From that grew an assessment tool Mr Kouzes refers to as “the Leadership Practices Inventory” (LPI), a questionnaire used to conduct research involving more than five million respondents. It contains 30 behavioural statements – six for each of the five practices. Leaders rate themselves on the frequency with which they believe they engage in each of the 30 behaviours, and up to ten other people rate them too.

Mr Kouzes says, ideally, leadership training should happen at a young age. “98 per cent of employers said they would like to see leadership development on a candidate’s CV, and 95 per cent of employers would like it to start by age 21 or earlier,” he explains. “But the majority of employees don’t enrol in their first leadership training until they’re in their early forties, when they’ve often already been in supervisory positions for around 10 years. How can we expect them to perform at a high level if they’ve started their training so late in their careers? Would you accept that from a doctor or an airline pilot?”

Mr Kouzes was himself inspired to think about leadership at the age of 15 when he was chosen to be one of a dozen Eagle Scouts to serve in the honour guard at the US president John F Kennedy’s 1961 inauguration.

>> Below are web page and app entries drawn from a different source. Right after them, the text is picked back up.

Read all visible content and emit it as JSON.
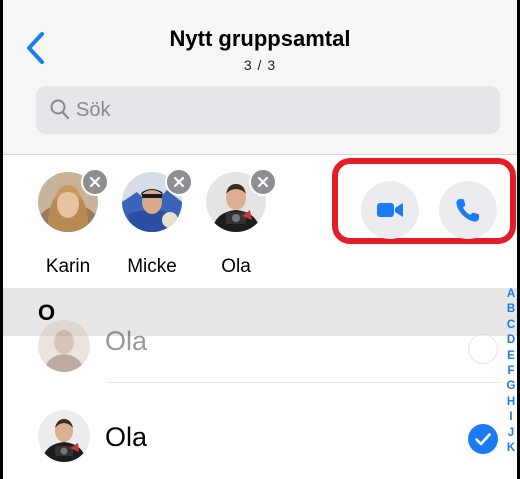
{
  "header": {
    "title": "Nytt gruppsamtal",
    "subtitle": "3 / 3"
  },
  "search": {
    "placeholder": "Sök"
  },
  "selected": [
    {
      "name": "Karin"
    },
    {
      "name": "Micke"
    },
    {
      "name": "Ola"
    }
  ],
  "section": {
    "letter": "O"
  },
  "rows": [
    {
      "name": "Ola",
      "checked": false
    },
    {
      "name": "Ola",
      "checked": true
    }
  ],
  "index": [
    "A",
    "B",
    "C",
    "D",
    "E",
    "F",
    "G",
    "H",
    "I",
    "J",
    "K"
  ],
  "colors": {
    "accent": "#1a7cf5",
    "highlight": "#e41e26"
  }
}
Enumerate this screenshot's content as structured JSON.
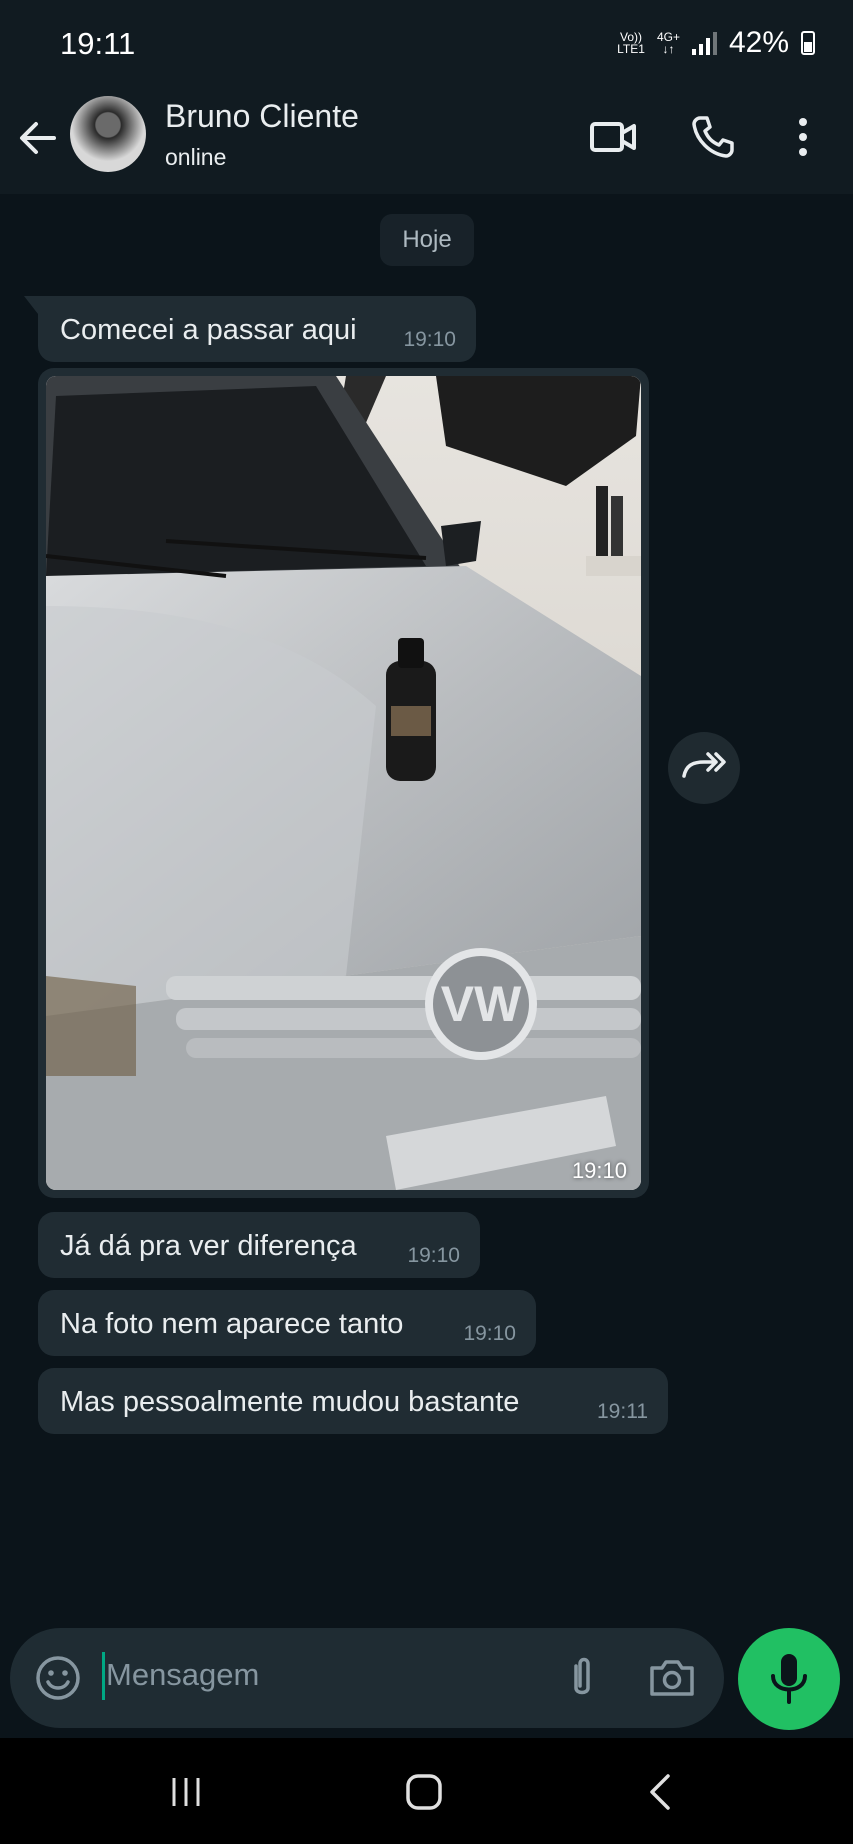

Mr Kouzes went on to serve two years in the Peace Corps, teaching at a school in Turkey. He then worked for the United States war on poverty programme, helping provide services to the poor. An administrational job at the executive development centre of Santa Clara University in California brought him into contact with Mr Posner in 1981.

Since they wrote their defining book in 1987, Mr Kouzes says their LPI assessment tool has been used in more than 72 countries by more than 5 million people. He cites Apple, Oracle and the global defence company Northrop Grumman among the companies that have adopted The Leadership Challenge’s model in their training. And he says the Ajman Tourism Department is a client.

“Their general manager of tourism did something really fascinating,” says Mr Kouzes. “He created a vision wall on which he put pictures of all the employees in his organisation, and they each wrote their own vision. So that was a way for them to see how their visions and aspirations could also be fulfilled, by enlisting them in a common vision.”

Mr Kouzes says a common misconception is that because someone occupies a managerial position, it makes them a leader.

“Giving orders and leading are two very different things,” he says. “Anders Ericsson, the leading expert on expertise, has said that, ‘living in a cave won’t make you a geologist’.”


Follow The National’s Business section on Twitter

Published: December 21, 2014 04:00 AM


Editor's Picks
Sign up to:

* Please select one

Most Read